## Information
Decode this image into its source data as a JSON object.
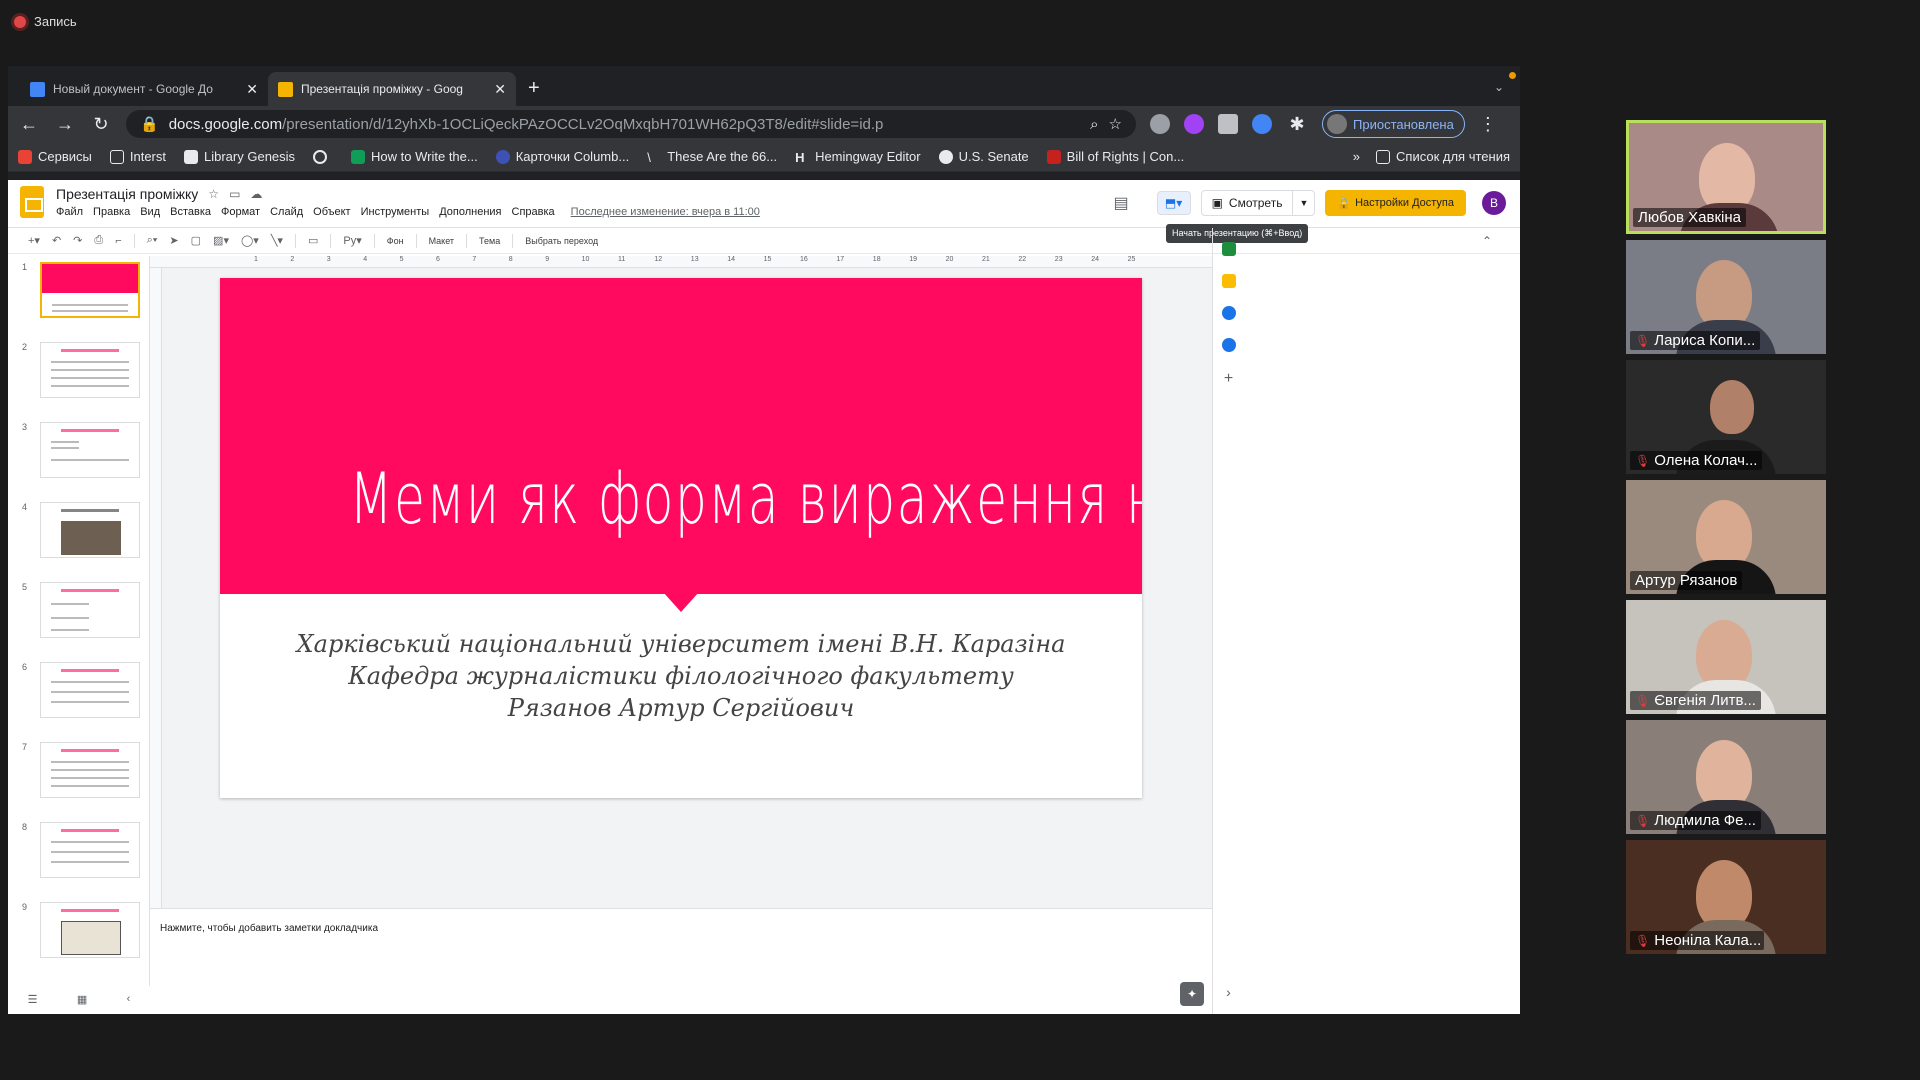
{
  "recording": {
    "label": "Запись"
  },
  "browser": {
    "tabs": [
      {
        "title": "Новый документ - Google До",
        "type": "doc",
        "active": false
      },
      {
        "title": "Презентація проміжку - Goog",
        "type": "slides",
        "active": true
      }
    ],
    "url_host": "docs.google.com",
    "url_path": "/presentation/d/12yhXb-1OCLiQeckPAzOCCLv2OqMxqbH701WH62pQ3T8/edit#slide=id.p",
    "profile_label": "Приостановлена",
    "bookmarks": [
      "Сервисы",
      "Interst",
      "Library Genesis",
      "",
      "How to Write the...",
      "Карточки Columb...",
      "These Are the 66...",
      "Hemingway Editor",
      "U.S. Senate",
      "Bill of Rights | Con..."
    ],
    "bookmarks_more": "»",
    "reading_list": "Список для чтения"
  },
  "app": {
    "doc_title": "Презентація проміжку",
    "menu": [
      "Файл",
      "Правка",
      "Вид",
      "Вставка",
      "Формат",
      "Слайд",
      "Объект",
      "Инструменты",
      "Дополнения",
      "Справка"
    ],
    "last_edit": "Последнее изменение: вчера в 11:00",
    "watch_label": "Смотреть",
    "share_label": "Настройки Доступа",
    "user_initial": "В",
    "tooltip": "Начать презентацию (⌘+Ввод)",
    "toolbar": {
      "bg": "Фон",
      "layout": "Макет",
      "theme": "Тема",
      "transition": "Выбрать переход"
    },
    "slide_numbers": [
      "1",
      "2",
      "3",
      "4",
      "5",
      "6",
      "7",
      "8",
      "9"
    ],
    "ruler_ticks": [
      "1",
      "2",
      "3",
      "4",
      "5",
      "6",
      "7",
      "8",
      "9",
      "10",
      "11",
      "12",
      "13",
      "14",
      "15",
      "16",
      "17",
      "18",
      "19",
      "20",
      "21",
      "22",
      "23",
      "24",
      "25"
    ],
    "slide": {
      "title": "Меми як форма вираження новин",
      "subtitle": [
        "Харківський національний університет імені В.Н. Каразіна",
        "Кафедра журналістики філологічного факультету",
        "Рязанов Артур Сергійович"
      ],
      "accent": "#ff0a5f"
    },
    "notes_placeholder": "Нажмите, чтобы добавить заметки докладчика"
  },
  "participants": [
    {
      "name": "Любов Хавкіна",
      "muted": false,
      "active": true
    },
    {
      "name": "Лариса Копи...",
      "muted": true,
      "active": false
    },
    {
      "name": "Олена Колач...",
      "muted": true,
      "active": false
    },
    {
      "name": "Артур Рязанов",
      "muted": false,
      "active": false
    },
    {
      "name": "Євгенія Литв...",
      "muted": true,
      "active": false
    },
    {
      "name": "Людмила Фе...",
      "muted": true,
      "active": false
    },
    {
      "name": "Неоніла Кала...",
      "muted": true,
      "active": false
    }
  ]
}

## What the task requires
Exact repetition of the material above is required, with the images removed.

## Solution to the exercise
Decode this image into its source data as a JSON object.
{
  "recording": {
    "label": "Запись"
  },
  "browser": {
    "tabs": [
      {
        "title": "Новый документ - Google До",
        "type": "doc",
        "active": false
      },
      {
        "title": "Презентація проміжку - Goog",
        "type": "slides",
        "active": true
      }
    ],
    "url_host": "docs.google.com",
    "url_path": "/presentation/d/12yhXb-1OCLiQeckPAzOCCLv2OqMxqbH701WH62pQ3T8/edit#slide=id.p",
    "profile_label": "Приостановлена",
    "bookmarks": [
      "Сервисы",
      "Interst",
      "Library Genesis",
      "",
      "How to Write the...",
      "Карточки Columb...",
      "These Are the 66...",
      "Hemingway Editor",
      "U.S. Senate",
      "Bill of Rights | Con..."
    ],
    "bookmarks_more": "»",
    "reading_list": "Список для чтения"
  },
  "app": {
    "doc_title": "Презентація проміжку",
    "menu": [
      "Файл",
      "Правка",
      "Вид",
      "Вставка",
      "Формат",
      "Слайд",
      "Объект",
      "Инструменты",
      "Дополнения",
      "Справка"
    ],
    "last_edit": "Последнее изменение: вчера в 11:00",
    "watch_label": "Смотреть",
    "share_label": "Настройки Доступа",
    "user_initial": "В",
    "tooltip": "Начать презентацию (⌘+Ввод)",
    "toolbar": {
      "bg": "Фон",
      "layout": "Макет",
      "theme": "Тема",
      "transition": "Выбрать переход"
    },
    "slide_numbers": [
      "1",
      "2",
      "3",
      "4",
      "5",
      "6",
      "7",
      "8",
      "9"
    ],
    "ruler_ticks": [
      "1",
      "2",
      "3",
      "4",
      "5",
      "6",
      "7",
      "8",
      "9",
      "10",
      "11",
      "12",
      "13",
      "14",
      "15",
      "16",
      "17",
      "18",
      "19",
      "20",
      "21",
      "22",
      "23",
      "24",
      "25"
    ],
    "slide": {
      "title": "Меми як форма вираження новин",
      "subtitle": [
        "Харківський національний університет імені В.Н. Каразіна",
        "Кафедра журналістики філологічного факультету",
        "Рязанов Артур Сергійович"
      ],
      "accent": "#ff0a5f"
    },
    "notes_placeholder": "Нажмите, чтобы добавить заметки докладчика"
  },
  "participants": [
    {
      "name": "Любов Хавкіна",
      "muted": false,
      "active": true
    },
    {
      "name": "Лариса Копи...",
      "muted": true,
      "active": false
    },
    {
      "name": "Олена Колач...",
      "muted": true,
      "active": false
    },
    {
      "name": "Артур Рязанов",
      "muted": false,
      "active": false
    },
    {
      "name": "Євгенія Литв...",
      "muted": true,
      "active": false
    },
    {
      "name": "Людмила Фе...",
      "muted": true,
      "active": false
    },
    {
      "name": "Неоніла Кала...",
      "muted": true,
      "active": false
    }
  ]
}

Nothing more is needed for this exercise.